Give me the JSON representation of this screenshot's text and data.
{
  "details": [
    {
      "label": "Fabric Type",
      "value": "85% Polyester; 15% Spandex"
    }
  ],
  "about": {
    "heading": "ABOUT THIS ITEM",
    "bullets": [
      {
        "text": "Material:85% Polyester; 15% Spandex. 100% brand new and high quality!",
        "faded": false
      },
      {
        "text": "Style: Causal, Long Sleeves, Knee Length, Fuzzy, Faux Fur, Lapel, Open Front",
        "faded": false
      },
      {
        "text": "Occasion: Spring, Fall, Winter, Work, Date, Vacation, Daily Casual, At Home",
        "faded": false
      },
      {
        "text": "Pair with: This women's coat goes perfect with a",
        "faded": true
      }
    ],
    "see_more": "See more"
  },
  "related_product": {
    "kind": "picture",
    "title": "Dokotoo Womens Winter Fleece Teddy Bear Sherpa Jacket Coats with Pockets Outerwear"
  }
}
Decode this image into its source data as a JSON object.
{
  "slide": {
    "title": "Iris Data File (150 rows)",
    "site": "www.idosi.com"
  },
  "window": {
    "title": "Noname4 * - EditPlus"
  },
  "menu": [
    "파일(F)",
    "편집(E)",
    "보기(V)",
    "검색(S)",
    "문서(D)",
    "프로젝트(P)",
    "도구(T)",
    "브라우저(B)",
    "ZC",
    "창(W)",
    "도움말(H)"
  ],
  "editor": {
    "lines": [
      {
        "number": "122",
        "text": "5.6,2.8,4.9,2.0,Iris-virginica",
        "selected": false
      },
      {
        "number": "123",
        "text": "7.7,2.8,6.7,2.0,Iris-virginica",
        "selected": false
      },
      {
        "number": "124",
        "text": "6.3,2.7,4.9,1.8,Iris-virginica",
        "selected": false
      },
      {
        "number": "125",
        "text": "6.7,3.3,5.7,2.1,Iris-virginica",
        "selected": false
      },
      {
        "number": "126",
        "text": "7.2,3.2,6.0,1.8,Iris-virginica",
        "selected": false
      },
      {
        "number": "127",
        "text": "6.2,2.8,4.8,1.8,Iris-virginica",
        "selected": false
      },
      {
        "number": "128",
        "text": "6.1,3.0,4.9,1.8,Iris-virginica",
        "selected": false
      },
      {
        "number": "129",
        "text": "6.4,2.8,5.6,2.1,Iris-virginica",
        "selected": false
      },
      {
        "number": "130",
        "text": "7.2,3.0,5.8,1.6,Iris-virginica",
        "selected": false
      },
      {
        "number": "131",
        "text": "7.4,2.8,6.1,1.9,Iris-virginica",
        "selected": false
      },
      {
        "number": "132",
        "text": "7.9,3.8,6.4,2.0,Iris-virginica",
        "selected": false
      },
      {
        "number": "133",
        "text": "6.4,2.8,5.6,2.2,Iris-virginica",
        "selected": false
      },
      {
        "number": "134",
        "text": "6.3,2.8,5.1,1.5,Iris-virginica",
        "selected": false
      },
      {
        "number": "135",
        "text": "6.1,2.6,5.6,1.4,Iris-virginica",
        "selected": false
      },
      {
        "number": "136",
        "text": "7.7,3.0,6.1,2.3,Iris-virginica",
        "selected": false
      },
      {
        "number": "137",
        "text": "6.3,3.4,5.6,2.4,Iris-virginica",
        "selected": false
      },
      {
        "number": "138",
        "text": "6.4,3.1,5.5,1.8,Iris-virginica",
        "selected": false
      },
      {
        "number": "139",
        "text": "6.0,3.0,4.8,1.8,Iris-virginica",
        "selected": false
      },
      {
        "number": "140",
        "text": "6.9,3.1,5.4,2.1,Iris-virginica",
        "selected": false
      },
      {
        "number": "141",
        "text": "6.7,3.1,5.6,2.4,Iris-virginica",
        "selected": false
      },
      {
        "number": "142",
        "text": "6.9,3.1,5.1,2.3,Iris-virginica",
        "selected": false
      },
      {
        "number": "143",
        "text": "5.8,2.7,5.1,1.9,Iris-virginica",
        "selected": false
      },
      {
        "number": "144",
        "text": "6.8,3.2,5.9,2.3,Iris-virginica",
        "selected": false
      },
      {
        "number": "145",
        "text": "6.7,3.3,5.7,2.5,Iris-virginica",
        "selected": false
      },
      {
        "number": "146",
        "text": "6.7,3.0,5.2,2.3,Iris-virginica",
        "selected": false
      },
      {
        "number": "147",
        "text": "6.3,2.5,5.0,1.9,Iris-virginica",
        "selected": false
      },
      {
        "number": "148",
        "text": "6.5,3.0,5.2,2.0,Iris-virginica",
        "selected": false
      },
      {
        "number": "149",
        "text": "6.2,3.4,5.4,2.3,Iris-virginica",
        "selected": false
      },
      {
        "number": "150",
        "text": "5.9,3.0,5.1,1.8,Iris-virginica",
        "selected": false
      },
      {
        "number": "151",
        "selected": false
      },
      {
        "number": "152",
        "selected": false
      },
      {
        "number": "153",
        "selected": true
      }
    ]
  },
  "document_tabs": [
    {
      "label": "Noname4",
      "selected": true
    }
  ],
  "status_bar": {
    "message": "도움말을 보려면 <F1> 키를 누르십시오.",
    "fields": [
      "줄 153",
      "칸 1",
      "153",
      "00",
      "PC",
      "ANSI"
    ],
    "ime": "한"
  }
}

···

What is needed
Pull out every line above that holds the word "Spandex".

Task result
      "value": "85% Polyester; 15% Spandex"
        "text": "Material:85% Polyester; 15% Spandex. 100% brand new and high quality!",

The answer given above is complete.